### [TASK DESCRIPTION]
If a line in the entries below includes "down", show that line.

##### TASK MATERIAL #####

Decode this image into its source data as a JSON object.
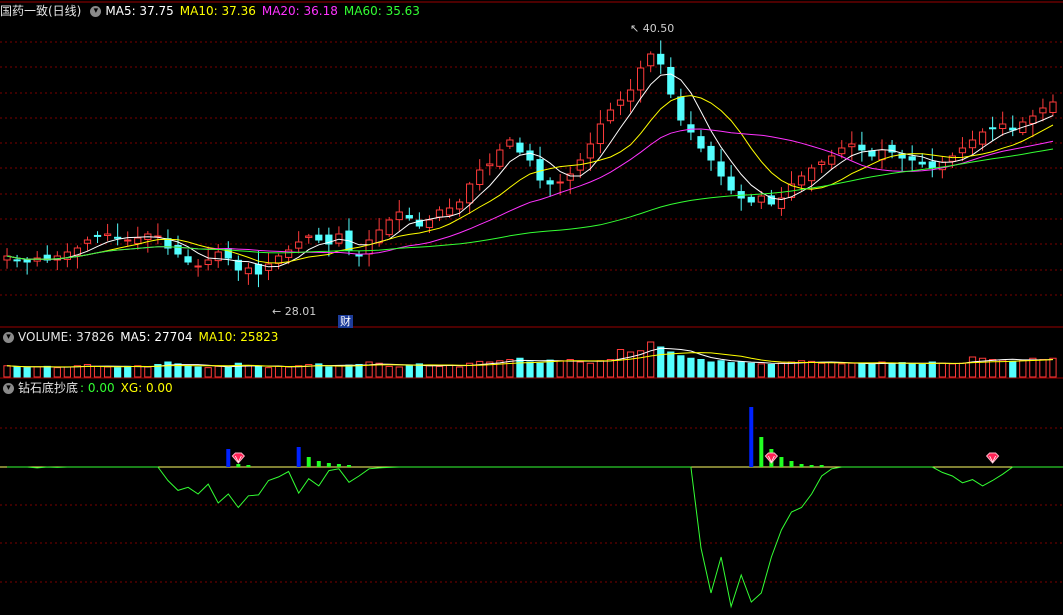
{
  "colors": {
    "up": "#ff3b3b",
    "down": "#54ffff",
    "ma5": "#ffffff",
    "ma10": "#ffff00",
    "ma20": "#ff33ff",
    "ma60": "#33ff33",
    "grid": "#7a0000",
    "zero": "#ffff66",
    "signal_line": "#33ff33",
    "signal_bar_blue": "#0022ff",
    "signal_bar_green": "#22ff22"
  },
  "price_header": {
    "stock": "国药一致(日线)",
    "ma5": "MA5: 37.75",
    "ma10": "MA10: 37.36",
    "ma20": "MA20: 36.18",
    "ma60": "MA60: 35.63"
  },
  "volume_header": {
    "volume": "VOLUME: 37826",
    "ma5": "MA5: 27704",
    "ma10": "MA10: 25823"
  },
  "indicator_header": {
    "name": "钻石底抄底",
    "value": ": 0.00",
    "xg": "XG: 0.00"
  },
  "annotations": {
    "high": "40.50",
    "low": "28.01",
    "finance_badge": "财"
  },
  "icons": {
    "panel_toggle": "chevron-down-icon",
    "signal_marker": "diamond-icon"
  },
  "chart_data": {
    "type": "candlestick",
    "price_range": [
      27.0,
      42.0
    ],
    "grid": true,
    "key_points": {
      "high": 40.5,
      "low": 28.01,
      "last_ma5": 37.75,
      "last_ma10": 37.36,
      "last_ma20": 36.18,
      "last_ma60": 35.63
    },
    "last_volume": 37826,
    "last_volume_ma5": 27704,
    "last_volume_ma10": 25823,
    "price_path": [
      30.2,
      30.0,
      29.9,
      30.1,
      30.0,
      30.2,
      30.4,
      30.6,
      31.0,
      31.2,
      31.3,
      31.1,
      31.0,
      31.1,
      31.3,
      31.2,
      30.6,
      30.3,
      29.9,
      29.7,
      30.0,
      30.4,
      30.1,
      29.5,
      29.6,
      29.3,
      29.8,
      30.2,
      30.5,
      30.9,
      31.2,
      31.0,
      30.8,
      31.3,
      30.5,
      30.2,
      31.0,
      31.5,
      32.0,
      32.4,
      32.1,
      31.7,
      32.0,
      32.5,
      32.6,
      32.9,
      33.8,
      34.5,
      34.8,
      35.5,
      36.0,
      35.4,
      35.0,
      34.0,
      33.8,
      33.9,
      34.3,
      35.0,
      35.8,
      36.8,
      37.5,
      38.0,
      38.5,
      39.6,
      40.3,
      39.8,
      38.3,
      37.0,
      36.4,
      35.6,
      35.0,
      34.2,
      33.5,
      33.1,
      32.9,
      33.2,
      32.8,
      33.1,
      33.8,
      34.2,
      34.6,
      34.9,
      35.2,
      35.6,
      35.8,
      35.5,
      35.2,
      35.5,
      35.4,
      35.1,
      35.0,
      34.8,
      34.6,
      34.9,
      35.2,
      35.6,
      36.0,
      36.4,
      36.6,
      36.8,
      36.5,
      36.9,
      37.2,
      37.6,
      37.9
    ],
    "volume_path": [
      18,
      16,
      15,
      16,
      17,
      15,
      16,
      18,
      20,
      17,
      16,
      15,
      17,
      18,
      16,
      20,
      24,
      21,
      18,
      16,
      15,
      17,
      16,
      22,
      18,
      16,
      15,
      17,
      16,
      18,
      20,
      21,
      16,
      18,
      19,
      20,
      24,
      22,
      17,
      16,
      18,
      21,
      18,
      17,
      19,
      16,
      22,
      25,
      24,
      26,
      28,
      30,
      24,
      22,
      27,
      26,
      28,
      24,
      22,
      26,
      28,
      44,
      40,
      42,
      56,
      48,
      40,
      34,
      30,
      28,
      24,
      26,
      23,
      24,
      22,
      21,
      20,
      22,
      24,
      26,
      25,
      22,
      23,
      21,
      22,
      21,
      20,
      24,
      22,
      23,
      21,
      20,
      24,
      22,
      21,
      22,
      32,
      30,
      28,
      27,
      25,
      27,
      30,
      28,
      30
    ],
    "indicator_path": [
      0,
      0,
      0,
      -2,
      0,
      -1,
      0,
      0,
      0,
      0,
      0,
      0,
      0,
      0,
      0,
      0,
      -30,
      -52,
      -45,
      -60,
      -38,
      -80,
      -60,
      -90,
      -64,
      -62,
      -30,
      -22,
      -10,
      -58,
      -26,
      -42,
      -8,
      -4,
      -34,
      -20,
      -4,
      -2,
      -1,
      0,
      0,
      0,
      0,
      0,
      0,
      0,
      0,
      0,
      0,
      0,
      0,
      0,
      0,
      0,
      0,
      0,
      0,
      0,
      0,
      0,
      0,
      0,
      0,
      0,
      0,
      0,
      0,
      0,
      0,
      -180,
      -280,
      -200,
      -310,
      -240,
      -300,
      -280,
      -200,
      -140,
      -100,
      -90,
      -60,
      -20,
      -4,
      0,
      0,
      0,
      0,
      0,
      0,
      0,
      0,
      0,
      0,
      -12,
      -20,
      -35,
      -28,
      -42,
      -30,
      -16,
      0,
      0,
      0,
      0,
      0,
      0,
      0
    ],
    "signal_bars": [
      {
        "i": 22,
        "v": 18,
        "c": "blue"
      },
      {
        "i": 29,
        "v": 20,
        "c": "blue"
      },
      {
        "i": 30,
        "v": 10,
        "c": "green"
      },
      {
        "i": 31,
        "v": 6,
        "c": "green"
      },
      {
        "i": 32,
        "v": 4,
        "c": "green"
      },
      {
        "i": 33,
        "v": 3,
        "c": "green"
      },
      {
        "i": 34,
        "v": 2,
        "c": "green"
      },
      {
        "i": 23,
        "v": 3,
        "c": "green"
      },
      {
        "i": 24,
        "v": 2,
        "c": "green"
      },
      {
        "i": 74,
        "v": 60,
        "c": "blue"
      },
      {
        "i": 75,
        "v": 30,
        "c": "green"
      },
      {
        "i": 76,
        "v": 18,
        "c": "green"
      },
      {
        "i": 77,
        "v": 10,
        "c": "green"
      },
      {
        "i": 78,
        "v": 6,
        "c": "green"
      },
      {
        "i": 79,
        "v": 3,
        "c": "green"
      },
      {
        "i": 80,
        "v": 2,
        "c": "green"
      },
      {
        "i": 81,
        "v": 2,
        "c": "green"
      }
    ],
    "markers": [
      23,
      76,
      98
    ]
  }
}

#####

### [ANSWER TO THIS TASK]
    "down": "#54ffff",
    "panel_toggle": "chevron-down-icon",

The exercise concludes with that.